Ukraine calls on Israel not to interfere in debates on internal issues of Ukrainian politics
KYIV. Jan 9 (Interfax) - Ukrainian Ambassador to Israel Hennadii Nadolenko has told the Israeli Foreign Ministry that Israeli Ambassador in Kyiv Joel Lion is conducting a counterproductive public debate on internal issues of Ukrainian politics.
"On January 9, Mr. Hennadii Nadolenko, Ambassador of Ukraine to Israel, during the meeting at the Ministry of Foreign Affairs of Israel brought to the attention of the Israeli side the Ukrainian position that the public debate held by Mr. Joel Lion, Ambassador of Israel to Ukraine, on internal issues of Ukrainian politics, in particular in the context of the joint statement by the Ambassadors of Israel and the Republic of Poland to Ukraine, dated 2 January 2020, is counterproductive," the Ukrainian embassy in Israel said in a statement posted on Facebook on Thursday.
"The Ambassador of Ukraine emphasized that the revival and preservation of the national memory of the Ukrainian people is one of the main priorities of the state policy of Ukraine.

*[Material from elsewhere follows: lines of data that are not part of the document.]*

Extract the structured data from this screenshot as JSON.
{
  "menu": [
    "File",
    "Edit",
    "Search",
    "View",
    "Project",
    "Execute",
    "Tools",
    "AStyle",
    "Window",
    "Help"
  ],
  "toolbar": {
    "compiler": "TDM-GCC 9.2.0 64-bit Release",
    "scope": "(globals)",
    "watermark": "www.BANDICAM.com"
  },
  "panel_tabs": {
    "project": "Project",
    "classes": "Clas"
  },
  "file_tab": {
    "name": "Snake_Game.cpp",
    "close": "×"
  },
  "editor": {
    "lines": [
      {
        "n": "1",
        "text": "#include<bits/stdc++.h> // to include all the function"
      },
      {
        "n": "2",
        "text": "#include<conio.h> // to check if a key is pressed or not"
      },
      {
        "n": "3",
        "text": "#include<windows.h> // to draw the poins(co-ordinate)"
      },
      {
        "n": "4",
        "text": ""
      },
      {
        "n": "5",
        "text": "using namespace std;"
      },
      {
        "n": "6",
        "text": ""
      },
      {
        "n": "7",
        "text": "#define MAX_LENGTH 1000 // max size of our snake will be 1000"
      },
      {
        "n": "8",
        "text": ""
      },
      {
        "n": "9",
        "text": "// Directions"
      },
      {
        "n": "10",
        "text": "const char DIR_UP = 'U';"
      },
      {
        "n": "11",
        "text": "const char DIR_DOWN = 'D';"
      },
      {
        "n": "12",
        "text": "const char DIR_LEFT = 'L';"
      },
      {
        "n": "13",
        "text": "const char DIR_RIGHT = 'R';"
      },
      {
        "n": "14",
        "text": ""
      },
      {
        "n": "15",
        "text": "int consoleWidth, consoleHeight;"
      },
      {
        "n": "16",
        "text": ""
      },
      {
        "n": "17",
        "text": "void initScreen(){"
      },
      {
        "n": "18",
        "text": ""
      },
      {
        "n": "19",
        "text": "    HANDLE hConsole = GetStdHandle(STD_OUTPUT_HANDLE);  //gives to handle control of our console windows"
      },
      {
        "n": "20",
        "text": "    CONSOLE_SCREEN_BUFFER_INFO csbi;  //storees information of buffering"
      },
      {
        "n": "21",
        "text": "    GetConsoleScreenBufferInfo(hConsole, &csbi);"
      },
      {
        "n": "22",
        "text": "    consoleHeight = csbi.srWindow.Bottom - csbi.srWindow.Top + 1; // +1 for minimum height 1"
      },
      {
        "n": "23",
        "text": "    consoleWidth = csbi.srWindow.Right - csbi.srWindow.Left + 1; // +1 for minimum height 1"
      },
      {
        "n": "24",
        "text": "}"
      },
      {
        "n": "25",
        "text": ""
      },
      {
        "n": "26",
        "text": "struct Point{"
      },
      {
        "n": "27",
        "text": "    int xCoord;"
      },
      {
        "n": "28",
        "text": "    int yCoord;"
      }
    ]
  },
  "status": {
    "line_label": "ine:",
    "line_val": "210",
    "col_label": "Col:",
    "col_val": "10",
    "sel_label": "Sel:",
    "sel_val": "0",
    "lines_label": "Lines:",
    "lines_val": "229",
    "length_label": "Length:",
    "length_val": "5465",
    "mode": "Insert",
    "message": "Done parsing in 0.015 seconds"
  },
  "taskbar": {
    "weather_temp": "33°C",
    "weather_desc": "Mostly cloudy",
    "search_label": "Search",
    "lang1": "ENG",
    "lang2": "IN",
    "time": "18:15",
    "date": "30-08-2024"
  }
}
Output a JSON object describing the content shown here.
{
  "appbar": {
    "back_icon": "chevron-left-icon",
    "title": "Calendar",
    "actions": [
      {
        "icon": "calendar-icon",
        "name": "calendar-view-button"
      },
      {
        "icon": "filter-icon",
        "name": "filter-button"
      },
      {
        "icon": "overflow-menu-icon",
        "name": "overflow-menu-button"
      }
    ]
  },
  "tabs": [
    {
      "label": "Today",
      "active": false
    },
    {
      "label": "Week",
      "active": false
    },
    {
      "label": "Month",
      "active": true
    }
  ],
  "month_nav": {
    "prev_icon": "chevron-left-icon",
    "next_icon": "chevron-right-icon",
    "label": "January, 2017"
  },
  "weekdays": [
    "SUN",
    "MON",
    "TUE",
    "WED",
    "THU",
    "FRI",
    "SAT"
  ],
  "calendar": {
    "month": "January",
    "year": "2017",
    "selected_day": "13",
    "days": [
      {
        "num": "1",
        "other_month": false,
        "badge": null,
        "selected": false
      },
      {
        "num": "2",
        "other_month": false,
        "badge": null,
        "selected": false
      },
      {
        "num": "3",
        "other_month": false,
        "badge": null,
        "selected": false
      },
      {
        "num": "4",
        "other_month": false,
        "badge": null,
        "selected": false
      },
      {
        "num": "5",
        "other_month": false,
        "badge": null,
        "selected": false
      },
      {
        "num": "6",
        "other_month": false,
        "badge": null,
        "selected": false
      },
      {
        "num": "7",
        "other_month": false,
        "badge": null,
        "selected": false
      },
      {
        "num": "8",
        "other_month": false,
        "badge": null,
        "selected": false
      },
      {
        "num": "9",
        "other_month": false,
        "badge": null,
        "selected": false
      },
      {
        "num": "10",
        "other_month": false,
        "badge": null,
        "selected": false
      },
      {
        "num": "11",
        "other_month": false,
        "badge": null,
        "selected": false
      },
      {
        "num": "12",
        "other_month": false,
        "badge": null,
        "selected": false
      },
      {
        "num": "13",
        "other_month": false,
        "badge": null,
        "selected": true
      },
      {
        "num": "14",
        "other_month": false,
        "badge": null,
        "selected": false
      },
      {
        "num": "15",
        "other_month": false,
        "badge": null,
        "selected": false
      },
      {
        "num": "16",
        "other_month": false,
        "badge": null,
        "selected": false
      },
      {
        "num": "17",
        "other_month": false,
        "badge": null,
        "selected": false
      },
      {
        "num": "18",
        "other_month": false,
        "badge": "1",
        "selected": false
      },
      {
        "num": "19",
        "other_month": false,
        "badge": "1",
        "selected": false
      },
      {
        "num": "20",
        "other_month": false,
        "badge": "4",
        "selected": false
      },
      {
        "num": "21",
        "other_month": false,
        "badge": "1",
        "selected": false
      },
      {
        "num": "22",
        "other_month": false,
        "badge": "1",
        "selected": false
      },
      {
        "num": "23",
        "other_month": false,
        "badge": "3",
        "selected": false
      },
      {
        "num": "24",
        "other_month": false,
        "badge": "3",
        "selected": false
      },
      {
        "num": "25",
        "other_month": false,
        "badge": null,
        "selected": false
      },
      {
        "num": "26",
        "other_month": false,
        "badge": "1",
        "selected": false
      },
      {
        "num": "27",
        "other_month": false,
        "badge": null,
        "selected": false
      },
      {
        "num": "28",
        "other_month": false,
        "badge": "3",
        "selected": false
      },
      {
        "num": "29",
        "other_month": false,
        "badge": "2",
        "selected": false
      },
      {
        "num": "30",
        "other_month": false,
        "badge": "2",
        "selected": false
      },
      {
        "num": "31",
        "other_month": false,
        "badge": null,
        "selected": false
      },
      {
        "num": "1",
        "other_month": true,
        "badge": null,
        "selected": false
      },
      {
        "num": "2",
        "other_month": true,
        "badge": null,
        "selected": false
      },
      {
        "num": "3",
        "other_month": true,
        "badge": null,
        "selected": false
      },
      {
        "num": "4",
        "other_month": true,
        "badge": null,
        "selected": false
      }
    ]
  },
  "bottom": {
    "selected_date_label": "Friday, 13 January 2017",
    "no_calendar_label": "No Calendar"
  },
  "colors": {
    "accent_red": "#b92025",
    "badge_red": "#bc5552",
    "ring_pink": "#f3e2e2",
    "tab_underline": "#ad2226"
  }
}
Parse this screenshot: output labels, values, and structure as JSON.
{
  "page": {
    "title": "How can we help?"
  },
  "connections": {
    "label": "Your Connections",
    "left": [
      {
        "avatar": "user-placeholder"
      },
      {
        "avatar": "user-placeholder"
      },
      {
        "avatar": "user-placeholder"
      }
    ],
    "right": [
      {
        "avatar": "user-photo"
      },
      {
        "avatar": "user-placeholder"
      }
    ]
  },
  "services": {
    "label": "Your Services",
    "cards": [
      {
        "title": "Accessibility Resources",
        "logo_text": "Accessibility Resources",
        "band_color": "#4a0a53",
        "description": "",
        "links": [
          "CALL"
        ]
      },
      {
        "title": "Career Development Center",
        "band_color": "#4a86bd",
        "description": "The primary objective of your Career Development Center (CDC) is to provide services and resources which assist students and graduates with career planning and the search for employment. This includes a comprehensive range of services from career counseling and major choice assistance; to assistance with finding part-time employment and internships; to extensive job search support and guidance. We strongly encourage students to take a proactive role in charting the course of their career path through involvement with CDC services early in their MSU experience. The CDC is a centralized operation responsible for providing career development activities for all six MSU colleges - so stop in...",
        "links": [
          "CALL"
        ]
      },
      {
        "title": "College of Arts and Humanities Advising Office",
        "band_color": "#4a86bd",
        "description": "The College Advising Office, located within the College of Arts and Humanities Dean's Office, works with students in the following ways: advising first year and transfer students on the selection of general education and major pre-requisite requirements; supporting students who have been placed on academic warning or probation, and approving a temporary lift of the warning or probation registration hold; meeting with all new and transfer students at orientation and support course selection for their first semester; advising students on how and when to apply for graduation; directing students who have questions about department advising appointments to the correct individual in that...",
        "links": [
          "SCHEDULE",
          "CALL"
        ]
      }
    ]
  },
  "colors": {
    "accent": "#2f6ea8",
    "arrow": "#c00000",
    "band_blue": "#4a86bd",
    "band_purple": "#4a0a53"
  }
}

Discussions in this area should be held at the level of historians and experts," the statement said.
The Ukrainian Foreign Ministry also said on January 8 in a conversation with Polish Ambassador in Kyiv Bartosz Cichocki that the public debate on internal issues of Ukrainian politics was counterproductive.
On January 2, Cichocki and Lion issued a joint statement on the honoring in Ukraine on January 1 of the leaders of the Ukrainian Insurgent Army (banned in Russia). The ambassadors said they considered it insulting to honor in Ukraine people who "actively promoted ethnic cleansing," adding that they expected the Kyiv city state administration and the council of the Lviv region to join "the search for the truth" in this issue.
As reported earlier, a procession with torches marking the 111th anniversary of the birth of Stepan Bandera, a leader of the Organization of Ukrainian Nationalists (banned in Russia), took place in Kyiv on January 1. About 1,500 people attended the event.